Just when Mitch Trubisky has those first-game jitters against a stingy Minnesota Vikings defense in the rear view mirror and is ready to settle in, here come the rookie-killer Baltimore Ravens.
Now, nobody is going to confuse this group with any of the great Ray Lewis-led defenses of the past, but under John Harbaugh, the Ravens have been hellacious on rookie quarterbacks, especially at home.
Since taking over the Ravens in 2008, Harbaugh has not lost to a rookie quarterback in nine tries during the regular season. He’s also 3-0 against rookies — T.J. Yates, Andrew Luck and Colin Kaepernick — in the playoffs.
The 1-4 Bears and Trubisky, making just his second start, face the Ravens at noon (FOX-Channel 32) on Sunday at M&T Bank Stadium in Baltimore.
You can bet Trubisky is watching the horror film from Week 2 when Browns’ rookie DeShone Kizer had three picks, five sacks and no TDs in a 24-10 road loss to the Ravens. Kizer, who was also making his second NFL start, came out of the game with a migraine at one point and finished with a 3.7 quarterback rating.
The Ravens overall defense has been in the top third of the league most of the season, but they really seem to really dial in on the passing game. The Ravens (3-2) have allowed the fewest completions (87) in the NFL and are by far the league’s best in completion percentage allowed at 53.7 percent. By comparison, the Bears’ defense which has been a bright spot all season, allows a 64.2 completion rate.
And, while Harbaugh’s defenses usually make it tough on any quarterback, his Ravens teams have been absolutely dominant against rookie signal-callers.
In the nine home victories against rookies, the Ravens have allowed just three TD passes against 13 interceptions.
Andy Dalton in 2011 and Brandon Weeden in 2012 both threw for 300-plus yards in losses. Since then, only Blake Bortles has surpassed the 200-yard mark with 210 yards in 2014. Other rookies to feel the Ravens’ wrath: Geno Smith, Jets, 127 yards, O TD, 2 INT; Conor Shaw, Browns, 177, 0, 1; Zach Mettenberger, Titans, 179, 1, 1; Cody Kessler, Browns, 91, 1, 0; Carson Wentz, Eagles, 170, O, 1.
Before facing the Ravens in the 2013 playoffs, Colts quarterback Andrew Luck was asked about Baltimore’s dominance against rookie quarterbacks. “Obviously, the Ravens defense has been great,” Luck said. So I’m sure any quarterback’s record against the Ravens isn’t so hot. I haven’t heard that [2-6] statistic. Obviously, I would hesitate to say that you worry about going up against a great defense like the Ravens, but you definitely have an incredibly healthy respect for what they do and how they can affect games and change the game so quickly.
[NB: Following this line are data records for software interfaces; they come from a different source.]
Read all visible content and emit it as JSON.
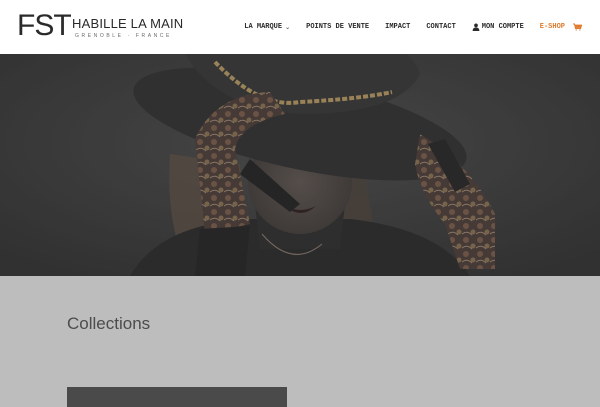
{
  "logo": {
    "brand": "FST",
    "tagline": "HABILLE LA MAIN",
    "location": "GRENOBLE · FRANCE"
  },
  "nav": {
    "items": [
      {
        "label": "LA MARQUE",
        "has_dropdown": true
      },
      {
        "label": "POINTS DE VENTE"
      },
      {
        "label": "IMPACT"
      },
      {
        "label": "CONTACT"
      },
      {
        "label": "MON COMPTE",
        "icon": "user-icon"
      },
      {
        "label": "E-SHOP",
        "color": "#e07a2e"
      }
    ],
    "cart_icon": "cart-icon"
  },
  "hero": {
    "image_subject": "woman in wide-brim black hat with gold chain, wearing patterned gloves"
  },
  "collections": {
    "title": "Collections"
  },
  "colors": {
    "accent": "#e07a2e",
    "header_bg": "#ffffff",
    "section_bg": "#bdbdbd",
    "hero_overlay": "#3a3a3a"
  }
}
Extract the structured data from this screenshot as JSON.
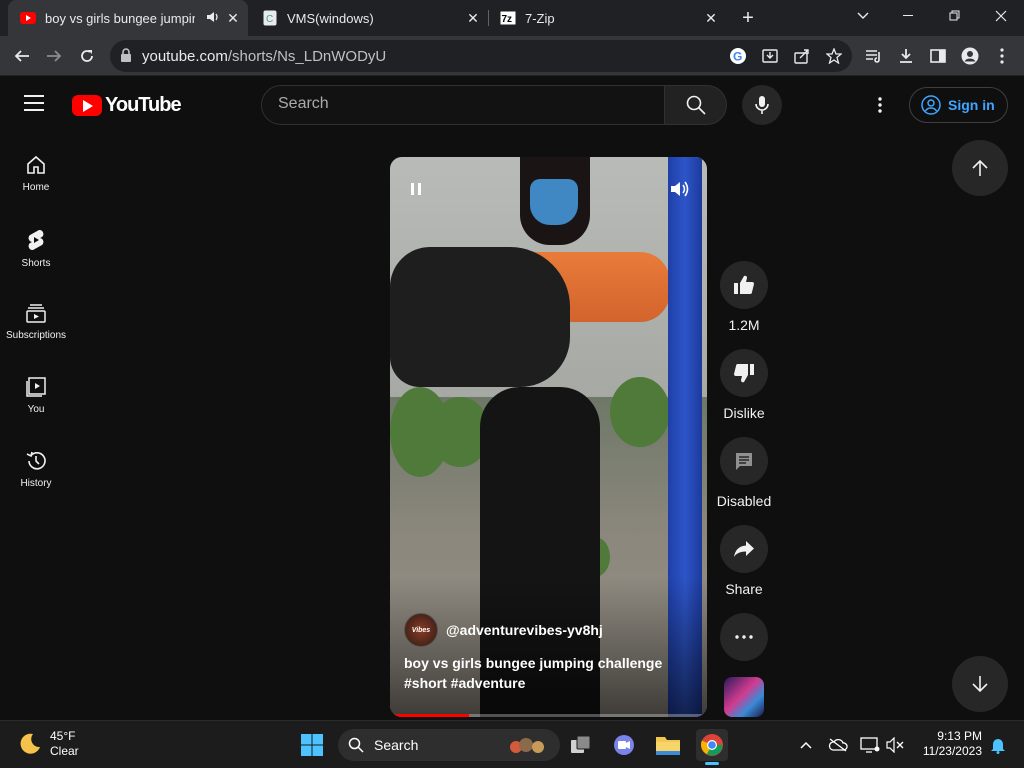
{
  "browser": {
    "tabs": [
      {
        "title": "boy vs girls bungee jumping",
        "favicon": "youtube-icon",
        "active": true
      },
      {
        "title": "VMS(windows)",
        "favicon": "doc-icon",
        "active": false
      },
      {
        "title": "7-Zip",
        "favicon": "sevenzip-icon",
        "active": false
      }
    ],
    "url_host": "youtube.com",
    "url_path": "/shorts/Ns_LDnWODyU"
  },
  "youtube": {
    "logo_text": "YouTube",
    "search_placeholder": "Search",
    "signin_label": "Sign in",
    "sidebar": [
      {
        "label": "Home",
        "icon": "home-icon"
      },
      {
        "label": "Shorts",
        "icon": "shorts-icon"
      },
      {
        "label": "Subscriptions",
        "icon": "subscriptions-icon"
      },
      {
        "label": "You",
        "icon": "library-icon"
      },
      {
        "label": "History",
        "icon": "history-icon"
      }
    ],
    "short": {
      "channel_handle": "@adventurevibes-yv8hj",
      "channel_avatar_text": "Vibes",
      "title": "boy vs girls bungee jumping challenge #short #adventure",
      "progress": 0.25
    },
    "actions": {
      "like_count": "1.2M",
      "dislike_label": "Dislike",
      "comments_label": "Disabled",
      "share_label": "Share"
    }
  },
  "taskbar": {
    "weather_temp": "45°F",
    "weather_desc": "Clear",
    "search_label": "Search",
    "time": "9:13 PM",
    "date": "11/23/2023"
  }
}
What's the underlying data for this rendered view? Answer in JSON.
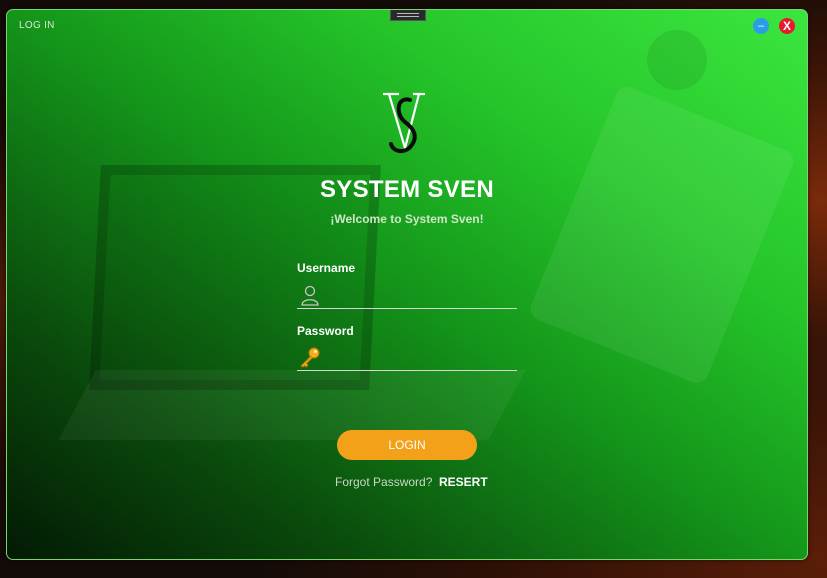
{
  "window": {
    "title": "LOG IN",
    "minimize_label": "–",
    "close_label": "X"
  },
  "brand": {
    "logo_icon": "vs-monogram-logo",
    "app_title": "SYSTEM SVEN",
    "welcome": "¡Welcome to System Sven!"
  },
  "form": {
    "username_label": "Username",
    "username_value": "",
    "username_icon": "user-icon",
    "password_label": "Password",
    "password_value": "",
    "password_icon": "key-icon",
    "login_label": "LOGIN",
    "forgot_label": "Forgot Password?",
    "reset_label": "RESERT"
  },
  "colors": {
    "login_button": "#f4a11a",
    "close_button": "#e8192c",
    "minimize_button": "#2b9de8",
    "window_gradient_dark": "#031a04",
    "window_gradient_light": "#3be63f"
  }
}
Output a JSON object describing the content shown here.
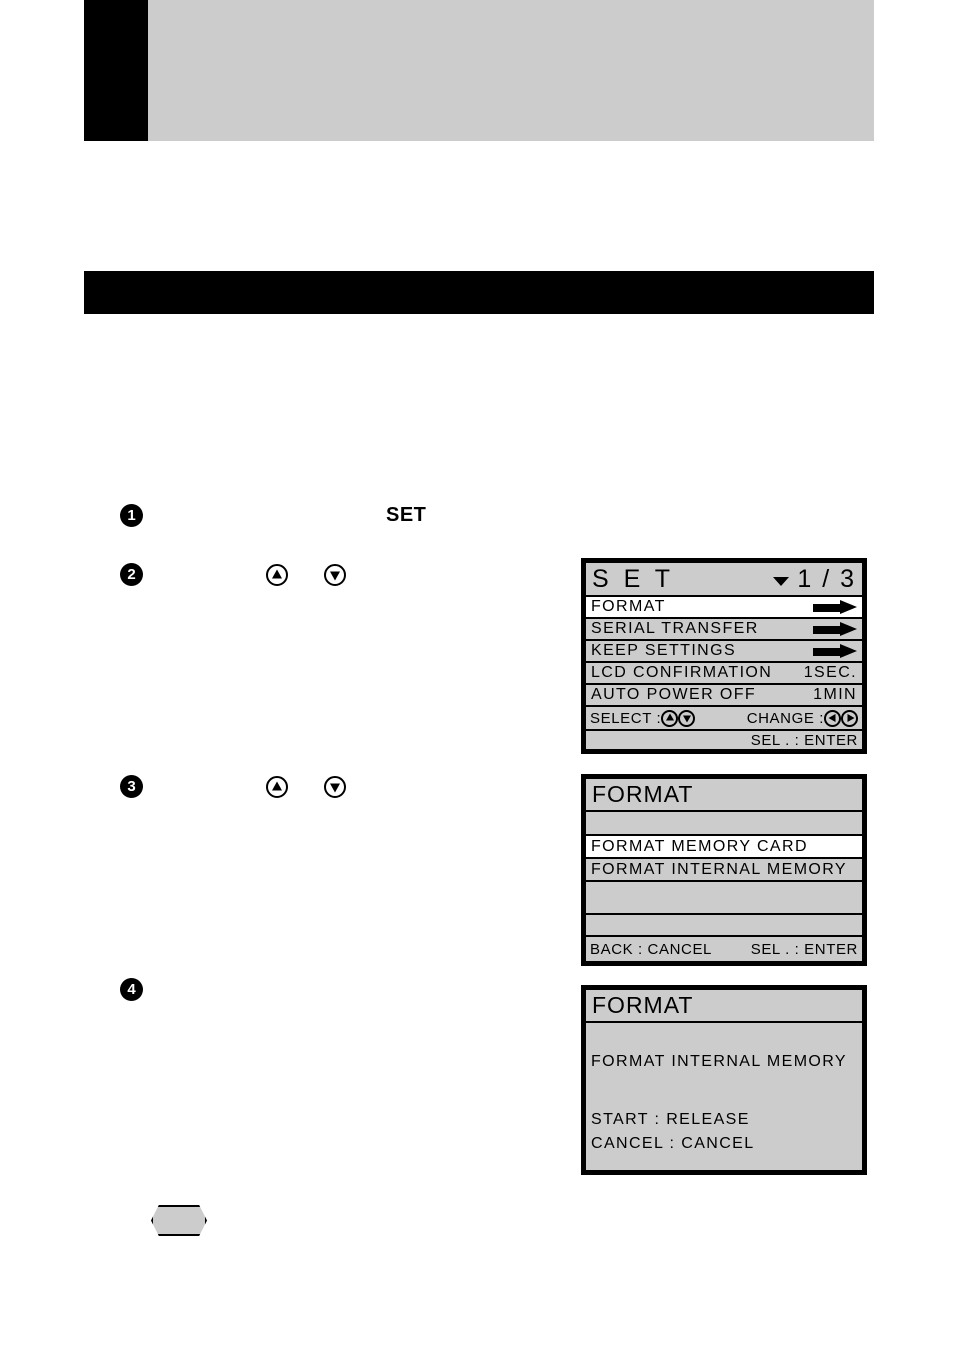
{
  "page": {
    "chapter_tab_label": "",
    "header_title": "",
    "section_title": "",
    "intro_text": ""
  },
  "steps": [
    {
      "number": "1",
      "pre_text": "",
      "button": "SET",
      "post_text": "",
      "keys": []
    },
    {
      "number": "2",
      "pre_text": "",
      "button": "",
      "post_text": "",
      "keys": [
        "up",
        "down"
      ]
    },
    {
      "number": "3",
      "pre_text": "",
      "button": "",
      "post_text": "",
      "keys": [
        "up",
        "down"
      ]
    },
    {
      "number": "4",
      "pre_text": "",
      "button": "",
      "post_text": "",
      "keys": []
    }
  ],
  "note": {
    "badge": "",
    "text": ""
  },
  "lcd_set_menu": {
    "title": "S E T",
    "page_indicator": "1 / 3",
    "rows": [
      {
        "label": "FORMAT",
        "value": "arrow",
        "selected": true
      },
      {
        "label": "SERIAL  TRANSFER",
        "value": "arrow",
        "selected": false
      },
      {
        "label": "KEEP  SETTINGS",
        "value": "arrow",
        "selected": false
      },
      {
        "label": "LCD  CONFIRMATION",
        "value": "1SEC.",
        "selected": false
      },
      {
        "label": "AUTO  POWER  OFF",
        "value": "1MIN",
        "selected": false
      }
    ],
    "footer_select_label": "SELECT :",
    "footer_change_label": "CHANGE :",
    "footer_enter_label": "SEL . : ENTER"
  },
  "lcd_format_menu": {
    "title": "FORMAT",
    "rows": [
      {
        "label": "FORMAT  MEMORY  CARD",
        "selected": true
      },
      {
        "label": "FORMAT  INTERNAL  MEMORY",
        "selected": false
      }
    ],
    "footer_back_label": "BACK : CANCEL",
    "footer_enter_label": "SEL . : ENTER"
  },
  "lcd_format_confirm": {
    "title": "FORMAT",
    "message": "FORMAT  INTERNAL  MEMORY",
    "start_line": "START : RELEASE",
    "cancel_line": "CANCEL : CANCEL"
  },
  "colors": {
    "lcd_background": "#cccccc",
    "lcd_selected": "#ffffff",
    "ink": "#000000",
    "header_band": "#cccccc"
  }
}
So, it’ll be tough for us.”
If there is a silver lining in all of this, four rookie quarterbacks have been able to defeat the Harbaugh-led Ravens. Robert Griffin III, EJ Manuel, A.J.McCarron and Dak Prescott have turned the trick at home. Except for McCarron, all are similar to Trubisky in that they have the ability to move the pocket and extend plays. So, there’s still hope.